What the task asks: A faithful copy without images is required: write out all the records exactly.

Data listing:
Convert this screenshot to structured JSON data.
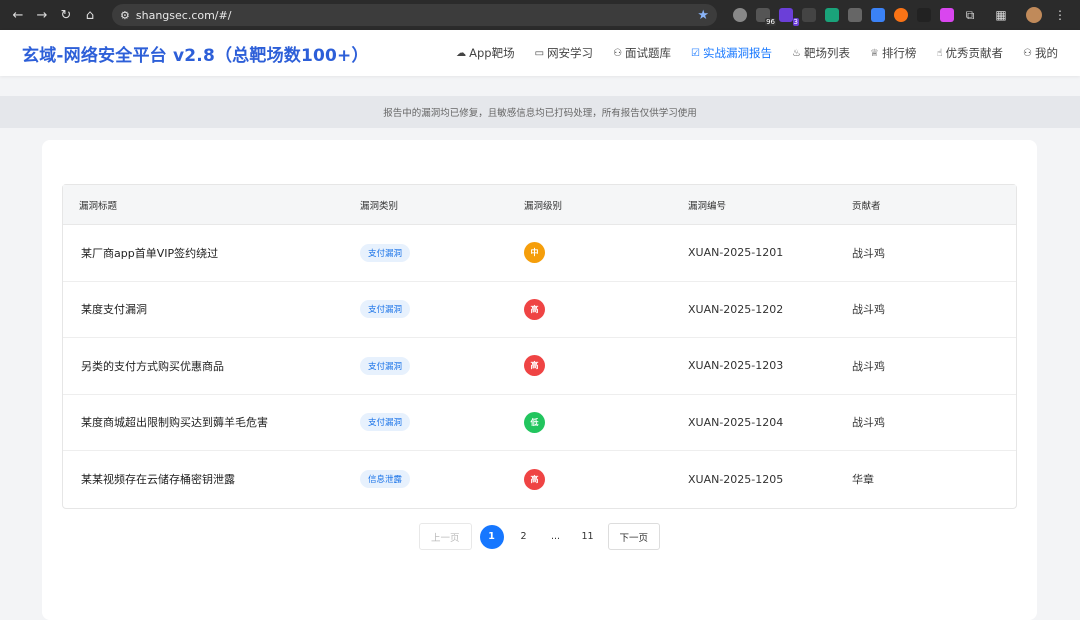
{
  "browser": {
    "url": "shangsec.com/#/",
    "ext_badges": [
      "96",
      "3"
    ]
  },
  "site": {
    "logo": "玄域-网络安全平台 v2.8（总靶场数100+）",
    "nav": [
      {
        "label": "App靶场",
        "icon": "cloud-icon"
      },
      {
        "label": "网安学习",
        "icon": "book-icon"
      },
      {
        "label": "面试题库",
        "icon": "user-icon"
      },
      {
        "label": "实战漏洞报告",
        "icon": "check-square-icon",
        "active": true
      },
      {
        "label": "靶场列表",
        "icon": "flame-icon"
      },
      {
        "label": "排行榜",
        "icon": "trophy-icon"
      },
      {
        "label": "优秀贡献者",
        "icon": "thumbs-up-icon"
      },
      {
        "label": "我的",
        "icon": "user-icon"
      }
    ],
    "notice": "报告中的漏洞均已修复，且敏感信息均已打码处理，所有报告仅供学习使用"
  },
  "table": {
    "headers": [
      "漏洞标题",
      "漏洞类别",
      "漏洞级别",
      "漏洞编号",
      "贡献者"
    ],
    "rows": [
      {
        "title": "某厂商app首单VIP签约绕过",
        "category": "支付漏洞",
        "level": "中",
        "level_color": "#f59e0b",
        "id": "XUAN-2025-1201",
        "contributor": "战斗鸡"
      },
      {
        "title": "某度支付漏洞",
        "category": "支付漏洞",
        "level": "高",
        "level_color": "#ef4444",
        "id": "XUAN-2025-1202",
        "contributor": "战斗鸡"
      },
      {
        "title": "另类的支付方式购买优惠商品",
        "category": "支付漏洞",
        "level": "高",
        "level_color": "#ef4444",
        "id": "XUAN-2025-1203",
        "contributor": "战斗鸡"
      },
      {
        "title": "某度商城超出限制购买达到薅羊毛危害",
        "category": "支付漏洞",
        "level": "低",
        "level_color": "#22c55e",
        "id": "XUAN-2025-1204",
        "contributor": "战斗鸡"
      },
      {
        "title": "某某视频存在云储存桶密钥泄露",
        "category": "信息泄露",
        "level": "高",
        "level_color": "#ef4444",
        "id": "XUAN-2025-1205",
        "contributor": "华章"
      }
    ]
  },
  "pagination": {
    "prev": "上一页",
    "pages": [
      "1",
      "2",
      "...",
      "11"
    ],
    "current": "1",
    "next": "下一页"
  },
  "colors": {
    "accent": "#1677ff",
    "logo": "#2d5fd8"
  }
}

Response:
Convert this screenshot to structured JSON data.
{
  "browser": {
    "url": "shangsec.com/#/",
    "ext_badges": [
      "96",
      "3"
    ]
  },
  "site": {
    "logo": "玄域-网络安全平台 v2.8（总靶场数100+）",
    "nav": [
      {
        "label": "App靶场",
        "icon": "cloud-icon"
      },
      {
        "label": "网安学习",
        "icon": "book-icon"
      },
      {
        "label": "面试题库",
        "icon": "user-icon"
      },
      {
        "label": "实战漏洞报告",
        "icon": "check-square-icon",
        "active": true
      },
      {
        "label": "靶场列表",
        "icon": "flame-icon"
      },
      {
        "label": "排行榜",
        "icon": "trophy-icon"
      },
      {
        "label": "优秀贡献者",
        "icon": "thumbs-up-icon"
      },
      {
        "label": "我的",
        "icon": "user-icon"
      }
    ],
    "notice": "报告中的漏洞均已修复，且敏感信息均已打码处理，所有报告仅供学习使用"
  },
  "table": {
    "headers": [
      "漏洞标题",
      "漏洞类别",
      "漏洞级别",
      "漏洞编号",
      "贡献者"
    ],
    "rows": [
      {
        "title": "某厂商app首单VIP签约绕过",
        "category": "支付漏洞",
        "level": "中",
        "level_color": "#f59e0b",
        "id": "XUAN-2025-1201",
        "contributor": "战斗鸡"
      },
      {
        "title": "某度支付漏洞",
        "category": "支付漏洞",
        "level": "高",
        "level_color": "#ef4444",
        "id": "XUAN-2025-1202",
        "contributor": "战斗鸡"
      },
      {
        "title": "另类的支付方式购买优惠商品",
        "category": "支付漏洞",
        "level": "高",
        "level_color": "#ef4444",
        "id": "XUAN-2025-1203",
        "contributor": "战斗鸡"
      },
      {
        "title": "某度商城超出限制购买达到薅羊毛危害",
        "category": "支付漏洞",
        "level": "低",
        "level_color": "#22c55e",
        "id": "XUAN-2025-1204",
        "contributor": "战斗鸡"
      },
      {
        "title": "某某视频存在云储存桶密钥泄露",
        "category": "信息泄露",
        "level": "高",
        "level_color": "#ef4444",
        "id": "XUAN-2025-1205",
        "contributor": "华章"
      }
    ]
  },
  "pagination": {
    "prev": "上一页",
    "pages": [
      "1",
      "2",
      "...",
      "11"
    ],
    "current": "1",
    "next": "下一页"
  },
  "colors": {
    "accent": "#1677ff",
    "logo": "#2d5fd8"
  }
}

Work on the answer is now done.